───── STORED DATA
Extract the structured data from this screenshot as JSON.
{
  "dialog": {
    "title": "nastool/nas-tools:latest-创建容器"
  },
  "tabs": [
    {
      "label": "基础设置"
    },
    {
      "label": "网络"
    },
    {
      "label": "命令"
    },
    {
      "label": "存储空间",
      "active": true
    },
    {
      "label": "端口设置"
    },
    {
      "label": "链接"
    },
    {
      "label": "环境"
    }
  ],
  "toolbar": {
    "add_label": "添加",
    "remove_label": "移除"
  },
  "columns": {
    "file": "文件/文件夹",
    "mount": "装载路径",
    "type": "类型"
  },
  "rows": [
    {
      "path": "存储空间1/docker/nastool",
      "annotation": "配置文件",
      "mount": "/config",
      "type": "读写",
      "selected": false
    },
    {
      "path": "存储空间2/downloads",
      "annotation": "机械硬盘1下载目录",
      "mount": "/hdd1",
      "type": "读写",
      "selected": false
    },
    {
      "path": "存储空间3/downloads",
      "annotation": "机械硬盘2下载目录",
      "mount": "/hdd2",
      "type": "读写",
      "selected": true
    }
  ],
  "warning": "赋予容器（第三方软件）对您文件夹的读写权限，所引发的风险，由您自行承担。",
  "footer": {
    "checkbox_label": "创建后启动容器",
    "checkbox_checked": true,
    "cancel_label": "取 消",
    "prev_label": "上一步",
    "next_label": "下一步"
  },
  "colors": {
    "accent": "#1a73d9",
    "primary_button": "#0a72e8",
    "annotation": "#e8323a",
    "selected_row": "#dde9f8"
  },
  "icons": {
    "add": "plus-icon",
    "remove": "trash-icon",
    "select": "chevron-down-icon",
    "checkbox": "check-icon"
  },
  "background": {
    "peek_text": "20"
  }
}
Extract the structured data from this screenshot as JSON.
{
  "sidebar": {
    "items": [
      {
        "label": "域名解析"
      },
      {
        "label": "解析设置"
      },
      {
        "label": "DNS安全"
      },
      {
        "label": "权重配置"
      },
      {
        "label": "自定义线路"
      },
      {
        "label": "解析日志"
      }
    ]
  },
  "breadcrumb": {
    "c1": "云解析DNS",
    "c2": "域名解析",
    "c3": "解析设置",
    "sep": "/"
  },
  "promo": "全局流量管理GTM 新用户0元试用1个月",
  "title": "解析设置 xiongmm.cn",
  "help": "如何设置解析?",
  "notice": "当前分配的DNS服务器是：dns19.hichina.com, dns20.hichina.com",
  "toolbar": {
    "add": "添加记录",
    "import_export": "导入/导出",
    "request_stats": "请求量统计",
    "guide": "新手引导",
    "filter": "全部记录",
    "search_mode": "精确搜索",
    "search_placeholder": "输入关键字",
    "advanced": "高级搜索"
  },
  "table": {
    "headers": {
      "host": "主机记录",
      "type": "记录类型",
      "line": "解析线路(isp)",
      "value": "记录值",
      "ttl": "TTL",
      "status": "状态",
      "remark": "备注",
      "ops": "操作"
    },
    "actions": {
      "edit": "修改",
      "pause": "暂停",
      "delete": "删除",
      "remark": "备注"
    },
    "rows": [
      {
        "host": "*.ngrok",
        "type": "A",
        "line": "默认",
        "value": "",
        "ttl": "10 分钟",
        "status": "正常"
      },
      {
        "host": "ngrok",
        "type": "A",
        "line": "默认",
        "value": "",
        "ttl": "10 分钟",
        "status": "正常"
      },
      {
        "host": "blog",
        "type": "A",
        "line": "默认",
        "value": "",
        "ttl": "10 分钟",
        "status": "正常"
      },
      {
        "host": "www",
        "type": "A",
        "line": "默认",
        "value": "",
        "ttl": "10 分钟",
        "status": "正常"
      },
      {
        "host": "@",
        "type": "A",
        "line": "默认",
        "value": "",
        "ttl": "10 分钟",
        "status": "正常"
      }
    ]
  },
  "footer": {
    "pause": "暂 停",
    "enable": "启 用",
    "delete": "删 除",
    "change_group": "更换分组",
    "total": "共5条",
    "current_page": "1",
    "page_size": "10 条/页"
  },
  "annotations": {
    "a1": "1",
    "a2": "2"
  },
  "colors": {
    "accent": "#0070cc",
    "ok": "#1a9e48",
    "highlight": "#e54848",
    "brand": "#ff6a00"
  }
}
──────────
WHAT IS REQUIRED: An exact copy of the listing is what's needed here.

EXERCISE SOLUTION:
Extract the structured data from this screenshot as JSON.
{
  "dialog": {
    "title": "nastool/nas-tools:latest-创建容器"
  },
  "tabs": [
    {
      "label": "基础设置"
    },
    {
      "label": "网络"
    },
    {
      "label": "命令"
    },
    {
      "label": "存储空间",
      "active": true
    },
    {
      "label": "端口设置"
    },
    {
      "label": "链接"
    },
    {
      "label": "环境"
    }
  ],
  "toolbar": {
    "add_label": "添加",
    "remove_label": "移除"
  },
  "columns": {
    "file": "文件/文件夹",
    "mount": "装载路径",
    "type": "类型"
  },
  "rows": [
    {
      "path": "存储空间1/docker/nastool",
      "annotation": "配置文件",
      "mount": "/config",
      "type": "读写",
      "selected": false
    },
    {
      "path": "存储空间2/downloads",
      "annotation": "机械硬盘1下载目录",
      "mount": "/hdd1",
      "type": "读写",
      "selected": false
    },
    {
      "path": "存储空间3/downloads",
      "annotation": "机械硬盘2下载目录",
      "mount": "/hdd2",
      "type": "读写",
      "selected": true
    }
  ],
  "warning": "赋予容器（第三方软件）对您文件夹的读写权限，所引发的风险，由您自行承担。",
  "footer": {
    "checkbox_label": "创建后启动容器",
    "checkbox_checked": true,
    "cancel_label": "取 消",
    "prev_label": "上一步",
    "next_label": "下一步"
  },
  "colors": {
    "accent": "#1a73d9",
    "primary_button": "#0a72e8",
    "annotation": "#e8323a",
    "selected_row": "#dde9f8"
  },
  "icons": {
    "add": "plus-icon",
    "remove": "trash-icon",
    "select": "chevron-down-icon",
    "checkbox": "check-icon"
  },
  "background": {
    "peek_text": "20"
  }
}
Extract the structured data from this screenshot as JSON.
{
  "sidebar": {
    "items": [
      {
        "label": "域名解析"
      },
      {
        "label": "解析设置"
      },
      {
        "label": "DNS安全"
      },
      {
        "label": "权重配置"
      },
      {
        "label": "自定义线路"
      },
      {
        "label": "解析日志"
      }
    ]
  },
  "breadcrumb": {
    "c1": "云解析DNS",
    "c2": "域名解析",
    "c3": "解析设置",
    "sep": "/"
  },
  "promo": "全局流量管理GTM 新用户0元试用1个月",
  "title": "解析设置 xiongmm.cn",
  "help": "如何设置解析?",
  "notice": "当前分配的DNS服务器是：dns19.hichina.com, dns20.hichina.com",
  "toolbar": {
    "add": "添加记录",
    "import_export": "导入/导出",
    "request_stats": "请求量统计",
    "guide": "新手引导",
    "filter": "全部记录",
    "search_mode": "精确搜索",
    "search_placeholder": "输入关键字",
    "advanced": "高级搜索"
  },
  "table": {
    "headers": {
      "host": "主机记录",
      "type": "记录类型",
      "line": "解析线路(isp)",
      "value": "记录值",
      "ttl": "TTL",
      "status": "状态",
      "remark": "备注",
      "ops": "操作"
    },
    "actions": {
      "edit": "修改",
      "pause": "暂停",
      "delete": "删除",
      "remark": "备注"
    },
    "rows": [
      {
        "host": "*.ngrok",
        "type": "A",
        "line": "默认",
        "value": "",
        "ttl": "10 分钟",
        "status": "正常"
      },
      {
        "host": "ngrok",
        "type": "A",
        "line": "默认",
        "value": "",
        "ttl": "10 分钟",
        "status": "正常"
      },
      {
        "host": "blog",
        "type": "A",
        "line": "默认",
        "value": "",
        "ttl": "10 分钟",
        "status": "正常"
      },
      {
        "host": "www",
        "type": "A",
        "line": "默认",
        "value": "",
        "ttl": "10 分钟",
        "status": "正常"
      },
      {
        "host": "@",
        "type": "A",
        "line": "默认",
        "value": "",
        "ttl": "10 分钟",
        "status": "正常"
      }
    ]
  },
  "footer": {
    "pause": "暂 停",
    "enable": "启 用",
    "delete": "删 除",
    "change_group": "更换分组",
    "total": "共5条",
    "current_page": "1",
    "page_size": "10 条/页"
  },
  "annotations": {
    "a1": "1",
    "a2": "2"
  },
  "colors": {
    "accent": "#0070cc",
    "ok": "#1a9e48",
    "highlight": "#e54848",
    "brand": "#ff6a00"
  }
}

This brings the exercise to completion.